WHAT YOU SHOULD DO ▸ Check each line of the material below for "Футболка", then copy the ones that contain it.
::: EXTRACTED DATA
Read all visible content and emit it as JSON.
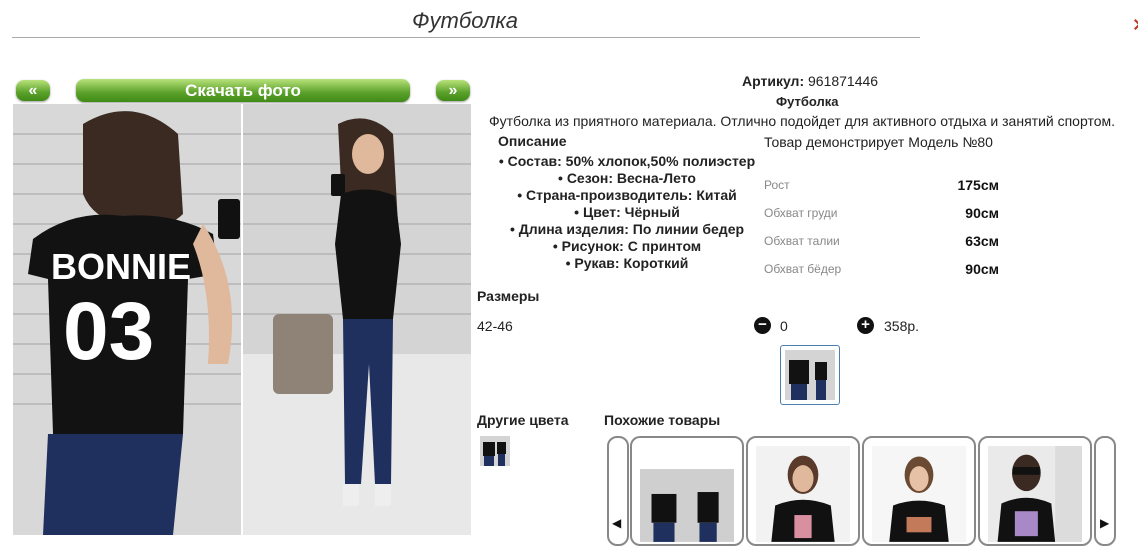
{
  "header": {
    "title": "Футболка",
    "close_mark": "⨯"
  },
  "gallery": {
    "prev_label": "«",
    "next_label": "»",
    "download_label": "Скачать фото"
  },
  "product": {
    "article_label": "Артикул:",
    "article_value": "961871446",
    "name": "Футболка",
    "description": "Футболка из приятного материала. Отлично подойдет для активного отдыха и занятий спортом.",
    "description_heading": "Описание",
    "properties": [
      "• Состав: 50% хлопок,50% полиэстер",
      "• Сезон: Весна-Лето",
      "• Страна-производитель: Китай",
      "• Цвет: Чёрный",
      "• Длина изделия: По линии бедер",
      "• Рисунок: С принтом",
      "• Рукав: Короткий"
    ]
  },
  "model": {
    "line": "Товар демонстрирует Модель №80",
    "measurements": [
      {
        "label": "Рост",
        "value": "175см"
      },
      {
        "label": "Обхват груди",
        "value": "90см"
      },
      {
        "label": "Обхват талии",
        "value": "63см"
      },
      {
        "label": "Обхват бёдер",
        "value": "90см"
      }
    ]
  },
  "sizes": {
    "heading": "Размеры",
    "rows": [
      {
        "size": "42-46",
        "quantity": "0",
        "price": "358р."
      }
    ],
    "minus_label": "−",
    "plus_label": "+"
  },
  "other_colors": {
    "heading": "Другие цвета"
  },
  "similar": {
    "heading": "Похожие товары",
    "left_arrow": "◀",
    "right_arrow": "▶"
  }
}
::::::
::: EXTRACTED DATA
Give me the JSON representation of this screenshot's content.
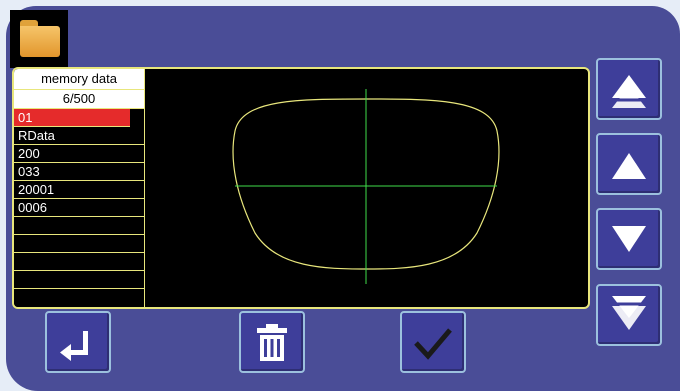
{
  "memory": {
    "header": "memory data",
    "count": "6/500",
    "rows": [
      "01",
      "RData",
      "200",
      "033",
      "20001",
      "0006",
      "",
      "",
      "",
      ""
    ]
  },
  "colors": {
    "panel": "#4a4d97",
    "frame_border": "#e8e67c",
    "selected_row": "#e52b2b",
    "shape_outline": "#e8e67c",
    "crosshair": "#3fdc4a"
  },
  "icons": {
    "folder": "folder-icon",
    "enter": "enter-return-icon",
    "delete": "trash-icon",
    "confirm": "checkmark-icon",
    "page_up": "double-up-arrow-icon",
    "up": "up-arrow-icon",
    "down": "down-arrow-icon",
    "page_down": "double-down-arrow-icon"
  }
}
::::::
FINISHED EXERCISE ▸
    "title": "Футболка",
    "name": "Футболка",
    "description": "Футболка из приятного материала. Отлично подойдет для активного отдыха и занятий спортом.",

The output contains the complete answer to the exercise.